500K allegedly stolen from cutting trainer’s customer
A Texas loper accused of stealing $500,000 from a cutting horse owner is indicted in another case of felony theft. It stems from the alleged theft from another customer at Merritt Wilson Cutting Horses.
Dakotah Lindsey Harrell, 28, was arrested on July 22. The month prior, a Cooke County Grand Jury handed down an indictment for theft of property less than $20,000.
Harrell is currently out on bond.
Merritt Wilson Cutting Horses
Harrell allegedly stole funds from Pennsylvania stallion owner Dale Koller last August, according to the indictment. Koller is the second customer of Merritt Wilson Cutting Horses, in Whitesboro, that had money embezzled.
Harrell worked for trainer Merritt Wilson as an assistant trainer, according to her Facebook profile. The information was recently removed from her social profile. The two also had a personal relationship.
Harrell allegedly utilized the men’s banking information to pull off the financial thievery.
Horseman and private security expert Rick Dennis says business owners need to ensure there aren’t security failures putting them at risk.

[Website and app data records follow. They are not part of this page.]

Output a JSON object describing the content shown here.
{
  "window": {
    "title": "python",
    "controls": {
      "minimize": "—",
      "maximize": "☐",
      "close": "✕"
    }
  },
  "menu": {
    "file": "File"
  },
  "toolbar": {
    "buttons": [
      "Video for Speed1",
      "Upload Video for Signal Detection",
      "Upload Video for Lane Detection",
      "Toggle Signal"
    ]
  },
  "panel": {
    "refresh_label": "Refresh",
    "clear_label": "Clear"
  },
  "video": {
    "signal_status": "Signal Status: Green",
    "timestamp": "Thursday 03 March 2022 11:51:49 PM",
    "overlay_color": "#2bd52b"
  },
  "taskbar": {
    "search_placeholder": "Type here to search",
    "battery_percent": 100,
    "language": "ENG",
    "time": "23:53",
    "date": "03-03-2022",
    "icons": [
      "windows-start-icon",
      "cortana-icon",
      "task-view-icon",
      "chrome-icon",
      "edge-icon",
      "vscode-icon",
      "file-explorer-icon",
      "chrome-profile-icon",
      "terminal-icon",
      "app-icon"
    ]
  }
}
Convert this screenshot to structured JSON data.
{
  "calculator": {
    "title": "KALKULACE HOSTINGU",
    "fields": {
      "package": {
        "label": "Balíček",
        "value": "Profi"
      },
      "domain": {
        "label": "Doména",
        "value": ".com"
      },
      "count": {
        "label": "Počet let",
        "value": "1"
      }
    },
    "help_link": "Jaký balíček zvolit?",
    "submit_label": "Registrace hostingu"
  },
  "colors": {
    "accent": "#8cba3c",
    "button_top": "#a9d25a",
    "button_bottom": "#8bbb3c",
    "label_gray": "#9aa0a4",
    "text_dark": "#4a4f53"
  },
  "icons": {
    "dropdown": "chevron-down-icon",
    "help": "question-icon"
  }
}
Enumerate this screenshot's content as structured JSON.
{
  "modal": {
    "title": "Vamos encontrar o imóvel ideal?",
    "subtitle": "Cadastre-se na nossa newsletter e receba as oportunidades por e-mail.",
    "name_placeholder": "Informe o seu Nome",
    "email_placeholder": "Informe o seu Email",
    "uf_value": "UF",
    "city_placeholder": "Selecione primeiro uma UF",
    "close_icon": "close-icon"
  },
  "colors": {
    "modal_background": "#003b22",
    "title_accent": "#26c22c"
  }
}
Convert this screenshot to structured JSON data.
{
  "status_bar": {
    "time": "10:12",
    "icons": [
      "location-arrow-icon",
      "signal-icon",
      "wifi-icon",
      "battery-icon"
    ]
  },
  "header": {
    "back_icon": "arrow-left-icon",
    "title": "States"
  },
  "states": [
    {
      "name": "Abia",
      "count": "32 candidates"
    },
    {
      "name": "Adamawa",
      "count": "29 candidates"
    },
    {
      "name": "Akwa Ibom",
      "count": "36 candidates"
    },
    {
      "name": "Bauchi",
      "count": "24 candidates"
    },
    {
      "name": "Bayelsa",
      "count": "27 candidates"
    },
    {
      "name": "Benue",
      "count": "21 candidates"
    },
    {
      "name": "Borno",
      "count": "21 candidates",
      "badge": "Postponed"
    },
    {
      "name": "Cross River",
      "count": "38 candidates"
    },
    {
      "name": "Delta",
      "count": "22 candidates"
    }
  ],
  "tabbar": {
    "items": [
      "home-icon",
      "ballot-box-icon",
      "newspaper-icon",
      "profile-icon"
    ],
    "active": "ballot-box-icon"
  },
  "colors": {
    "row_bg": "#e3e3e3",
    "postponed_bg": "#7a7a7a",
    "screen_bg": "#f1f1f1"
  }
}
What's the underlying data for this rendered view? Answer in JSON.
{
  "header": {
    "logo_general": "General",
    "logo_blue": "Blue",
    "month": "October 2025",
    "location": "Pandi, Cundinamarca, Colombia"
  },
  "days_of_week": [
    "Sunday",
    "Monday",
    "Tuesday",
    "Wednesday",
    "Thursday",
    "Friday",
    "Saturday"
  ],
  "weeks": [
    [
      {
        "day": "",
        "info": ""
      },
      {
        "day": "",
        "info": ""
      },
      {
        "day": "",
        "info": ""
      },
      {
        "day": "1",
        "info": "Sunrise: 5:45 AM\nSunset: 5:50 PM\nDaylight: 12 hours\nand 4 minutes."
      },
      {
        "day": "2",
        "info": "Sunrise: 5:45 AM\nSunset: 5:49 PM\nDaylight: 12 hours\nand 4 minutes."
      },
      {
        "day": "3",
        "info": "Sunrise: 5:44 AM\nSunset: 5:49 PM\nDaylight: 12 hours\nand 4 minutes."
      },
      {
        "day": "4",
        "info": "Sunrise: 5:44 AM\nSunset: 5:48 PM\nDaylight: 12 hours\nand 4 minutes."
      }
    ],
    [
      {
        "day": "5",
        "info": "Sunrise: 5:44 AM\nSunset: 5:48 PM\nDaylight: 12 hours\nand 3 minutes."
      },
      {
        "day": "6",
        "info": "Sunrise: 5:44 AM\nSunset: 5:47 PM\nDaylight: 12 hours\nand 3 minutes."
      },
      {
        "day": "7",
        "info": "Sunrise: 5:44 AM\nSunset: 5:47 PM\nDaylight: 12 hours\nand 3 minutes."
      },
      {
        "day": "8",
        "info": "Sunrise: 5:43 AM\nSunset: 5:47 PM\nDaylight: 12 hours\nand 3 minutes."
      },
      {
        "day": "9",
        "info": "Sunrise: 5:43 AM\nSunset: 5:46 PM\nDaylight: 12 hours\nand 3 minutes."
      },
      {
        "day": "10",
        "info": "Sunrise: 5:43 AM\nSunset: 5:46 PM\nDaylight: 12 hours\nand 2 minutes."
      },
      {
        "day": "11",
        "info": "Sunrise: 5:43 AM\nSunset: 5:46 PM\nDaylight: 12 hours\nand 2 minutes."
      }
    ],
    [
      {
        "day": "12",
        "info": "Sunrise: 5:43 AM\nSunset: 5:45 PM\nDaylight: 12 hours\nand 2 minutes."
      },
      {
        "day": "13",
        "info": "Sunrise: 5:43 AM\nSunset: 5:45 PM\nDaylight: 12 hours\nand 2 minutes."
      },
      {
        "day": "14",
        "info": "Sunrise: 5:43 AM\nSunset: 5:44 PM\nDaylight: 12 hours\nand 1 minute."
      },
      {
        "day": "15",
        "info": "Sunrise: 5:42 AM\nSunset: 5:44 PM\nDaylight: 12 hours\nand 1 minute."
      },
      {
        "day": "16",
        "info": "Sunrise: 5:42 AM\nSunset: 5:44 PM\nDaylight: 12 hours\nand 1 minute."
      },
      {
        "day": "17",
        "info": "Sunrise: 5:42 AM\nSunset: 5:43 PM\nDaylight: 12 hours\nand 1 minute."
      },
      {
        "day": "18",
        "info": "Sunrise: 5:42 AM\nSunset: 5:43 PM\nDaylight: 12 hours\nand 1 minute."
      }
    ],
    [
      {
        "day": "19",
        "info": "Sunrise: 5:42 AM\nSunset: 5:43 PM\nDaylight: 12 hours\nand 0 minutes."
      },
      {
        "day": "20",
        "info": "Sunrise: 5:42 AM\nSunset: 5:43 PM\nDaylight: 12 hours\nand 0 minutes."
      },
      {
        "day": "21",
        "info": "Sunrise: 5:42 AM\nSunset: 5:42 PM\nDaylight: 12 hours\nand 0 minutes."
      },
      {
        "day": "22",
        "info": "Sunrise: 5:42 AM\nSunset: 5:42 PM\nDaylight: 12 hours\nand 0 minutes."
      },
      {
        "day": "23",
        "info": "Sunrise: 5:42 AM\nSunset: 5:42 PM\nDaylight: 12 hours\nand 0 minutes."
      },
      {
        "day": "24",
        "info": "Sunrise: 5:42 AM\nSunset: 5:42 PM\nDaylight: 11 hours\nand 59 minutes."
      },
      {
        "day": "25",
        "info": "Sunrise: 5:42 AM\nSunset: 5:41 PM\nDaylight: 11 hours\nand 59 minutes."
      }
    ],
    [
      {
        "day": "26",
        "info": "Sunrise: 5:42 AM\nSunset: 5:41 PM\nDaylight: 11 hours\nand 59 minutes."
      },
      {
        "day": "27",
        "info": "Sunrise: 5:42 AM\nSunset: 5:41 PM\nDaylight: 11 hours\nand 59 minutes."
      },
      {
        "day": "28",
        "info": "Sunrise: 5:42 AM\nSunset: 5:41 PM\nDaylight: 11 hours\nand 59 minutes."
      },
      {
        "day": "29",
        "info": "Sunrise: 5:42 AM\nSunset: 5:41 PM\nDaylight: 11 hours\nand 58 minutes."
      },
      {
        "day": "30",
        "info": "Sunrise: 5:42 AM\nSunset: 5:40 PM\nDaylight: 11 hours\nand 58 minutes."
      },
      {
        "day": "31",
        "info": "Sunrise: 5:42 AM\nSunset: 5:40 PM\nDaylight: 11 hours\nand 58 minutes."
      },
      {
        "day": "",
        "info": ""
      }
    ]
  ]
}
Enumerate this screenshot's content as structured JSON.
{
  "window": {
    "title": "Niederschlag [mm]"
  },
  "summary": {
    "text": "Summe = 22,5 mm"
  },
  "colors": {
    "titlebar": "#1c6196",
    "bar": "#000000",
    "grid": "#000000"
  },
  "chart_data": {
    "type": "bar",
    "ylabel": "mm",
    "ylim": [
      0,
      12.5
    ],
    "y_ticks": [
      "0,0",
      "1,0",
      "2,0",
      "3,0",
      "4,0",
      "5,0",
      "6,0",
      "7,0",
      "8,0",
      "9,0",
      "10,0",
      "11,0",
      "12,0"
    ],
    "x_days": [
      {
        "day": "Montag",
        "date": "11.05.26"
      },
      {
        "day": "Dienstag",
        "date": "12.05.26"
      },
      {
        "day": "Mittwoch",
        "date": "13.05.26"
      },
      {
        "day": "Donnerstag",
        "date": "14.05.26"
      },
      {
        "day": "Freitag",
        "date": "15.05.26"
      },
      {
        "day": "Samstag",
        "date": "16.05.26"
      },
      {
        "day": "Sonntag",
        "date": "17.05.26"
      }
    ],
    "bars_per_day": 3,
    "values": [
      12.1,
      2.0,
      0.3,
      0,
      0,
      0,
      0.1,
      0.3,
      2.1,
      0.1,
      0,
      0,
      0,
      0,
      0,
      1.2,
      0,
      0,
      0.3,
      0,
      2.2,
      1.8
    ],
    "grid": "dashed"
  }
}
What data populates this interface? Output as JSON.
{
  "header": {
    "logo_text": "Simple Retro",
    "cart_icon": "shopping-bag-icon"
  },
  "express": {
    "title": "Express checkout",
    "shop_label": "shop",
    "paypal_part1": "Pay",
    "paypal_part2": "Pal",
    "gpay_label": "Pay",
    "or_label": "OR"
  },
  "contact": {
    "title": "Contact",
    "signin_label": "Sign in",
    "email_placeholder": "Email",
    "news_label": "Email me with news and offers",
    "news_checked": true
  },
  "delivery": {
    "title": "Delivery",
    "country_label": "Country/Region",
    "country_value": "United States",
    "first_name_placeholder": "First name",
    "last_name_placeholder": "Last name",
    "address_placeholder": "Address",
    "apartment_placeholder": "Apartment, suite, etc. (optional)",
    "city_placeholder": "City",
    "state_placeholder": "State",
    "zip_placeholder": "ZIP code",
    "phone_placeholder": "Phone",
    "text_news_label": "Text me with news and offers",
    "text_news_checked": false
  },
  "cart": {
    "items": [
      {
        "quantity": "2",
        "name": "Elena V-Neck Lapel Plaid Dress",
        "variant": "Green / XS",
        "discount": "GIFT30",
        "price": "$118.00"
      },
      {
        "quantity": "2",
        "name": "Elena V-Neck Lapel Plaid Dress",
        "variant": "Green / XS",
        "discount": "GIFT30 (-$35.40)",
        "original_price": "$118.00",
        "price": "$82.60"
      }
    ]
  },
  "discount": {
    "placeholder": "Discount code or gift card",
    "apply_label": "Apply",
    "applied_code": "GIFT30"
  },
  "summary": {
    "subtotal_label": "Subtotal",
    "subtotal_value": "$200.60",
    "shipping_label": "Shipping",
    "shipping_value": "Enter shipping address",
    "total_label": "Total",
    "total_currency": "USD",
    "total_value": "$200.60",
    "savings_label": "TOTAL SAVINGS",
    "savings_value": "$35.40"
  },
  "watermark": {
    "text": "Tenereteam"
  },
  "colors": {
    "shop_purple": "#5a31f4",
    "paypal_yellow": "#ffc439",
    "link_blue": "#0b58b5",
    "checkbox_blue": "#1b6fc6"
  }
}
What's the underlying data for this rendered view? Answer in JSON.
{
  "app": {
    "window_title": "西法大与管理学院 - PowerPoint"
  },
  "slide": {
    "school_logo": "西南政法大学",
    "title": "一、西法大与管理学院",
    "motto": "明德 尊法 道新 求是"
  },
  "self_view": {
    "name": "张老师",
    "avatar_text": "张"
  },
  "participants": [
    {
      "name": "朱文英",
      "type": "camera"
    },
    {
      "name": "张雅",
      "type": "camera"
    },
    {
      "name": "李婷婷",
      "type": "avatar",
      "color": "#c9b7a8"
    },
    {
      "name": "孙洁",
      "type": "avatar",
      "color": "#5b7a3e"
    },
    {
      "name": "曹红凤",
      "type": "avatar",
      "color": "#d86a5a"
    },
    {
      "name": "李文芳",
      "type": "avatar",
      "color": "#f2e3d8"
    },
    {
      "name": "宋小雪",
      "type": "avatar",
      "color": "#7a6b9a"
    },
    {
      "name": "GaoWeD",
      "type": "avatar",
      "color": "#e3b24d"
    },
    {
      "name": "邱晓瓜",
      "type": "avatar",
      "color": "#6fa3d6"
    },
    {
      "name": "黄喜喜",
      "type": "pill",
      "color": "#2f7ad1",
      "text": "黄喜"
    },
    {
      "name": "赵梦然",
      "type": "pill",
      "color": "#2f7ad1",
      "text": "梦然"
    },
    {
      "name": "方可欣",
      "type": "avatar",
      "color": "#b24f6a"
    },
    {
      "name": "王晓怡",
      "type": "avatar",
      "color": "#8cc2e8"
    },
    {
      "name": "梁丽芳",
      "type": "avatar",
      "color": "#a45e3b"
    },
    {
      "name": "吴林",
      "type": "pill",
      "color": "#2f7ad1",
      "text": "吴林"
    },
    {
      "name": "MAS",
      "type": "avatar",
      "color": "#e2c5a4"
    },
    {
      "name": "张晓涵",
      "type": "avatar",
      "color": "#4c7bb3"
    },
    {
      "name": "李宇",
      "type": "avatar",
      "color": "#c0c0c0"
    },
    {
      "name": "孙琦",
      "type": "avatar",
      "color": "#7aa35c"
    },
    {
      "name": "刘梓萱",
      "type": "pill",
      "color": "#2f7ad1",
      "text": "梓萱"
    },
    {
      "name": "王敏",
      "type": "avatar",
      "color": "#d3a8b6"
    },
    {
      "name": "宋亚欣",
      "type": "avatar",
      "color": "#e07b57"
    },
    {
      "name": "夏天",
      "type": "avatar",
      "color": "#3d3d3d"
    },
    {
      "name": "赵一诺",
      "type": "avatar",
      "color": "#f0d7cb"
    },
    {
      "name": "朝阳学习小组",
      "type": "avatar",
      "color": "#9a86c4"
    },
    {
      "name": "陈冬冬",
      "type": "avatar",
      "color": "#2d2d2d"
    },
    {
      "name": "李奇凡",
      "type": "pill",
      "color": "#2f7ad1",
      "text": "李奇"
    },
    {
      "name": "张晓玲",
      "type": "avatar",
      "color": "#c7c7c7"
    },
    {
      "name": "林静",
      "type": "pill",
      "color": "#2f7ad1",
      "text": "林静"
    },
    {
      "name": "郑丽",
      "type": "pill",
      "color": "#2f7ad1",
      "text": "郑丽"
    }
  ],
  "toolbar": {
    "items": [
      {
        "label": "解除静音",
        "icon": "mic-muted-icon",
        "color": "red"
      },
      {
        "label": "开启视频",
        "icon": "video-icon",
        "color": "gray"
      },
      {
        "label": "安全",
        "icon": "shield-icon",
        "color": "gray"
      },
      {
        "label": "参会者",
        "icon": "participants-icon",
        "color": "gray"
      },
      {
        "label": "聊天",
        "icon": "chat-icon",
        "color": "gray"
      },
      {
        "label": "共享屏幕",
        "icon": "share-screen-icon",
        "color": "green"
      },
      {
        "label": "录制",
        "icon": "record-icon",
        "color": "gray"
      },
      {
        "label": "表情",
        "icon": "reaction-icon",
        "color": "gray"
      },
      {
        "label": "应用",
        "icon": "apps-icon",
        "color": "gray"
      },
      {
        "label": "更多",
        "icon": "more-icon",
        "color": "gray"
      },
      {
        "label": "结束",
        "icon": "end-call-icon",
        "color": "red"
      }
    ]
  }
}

Dennis warns proper security and a Risk Management Program are not only maintained for clients’ protection, but for the business as well. He says if an individual, hired by the facility, steals a client’s banking or credit card information, “it’s quite possible the training facility can have culpable liability issues in the matter”.
Dennis recommends horse industry business owners conduct a $35 background check at Horse Authority before hiring any employee. While not commonplace in the horse industry, Dennis who has worked for mainstream clients including Exxon, says the practice is standard in every other industry.
“Be proactive, not reactive,” he says.
While it sounds like common sense, Dennis says customers shouldn’t trust anyone blindly with personal banking information and never pay bills directly from a trust or holding bank account. Instead, he recommends setting up another account with limited funds.
Dennis also suggests monitoring online banking activity regularly and investing in a credit-monitoring service.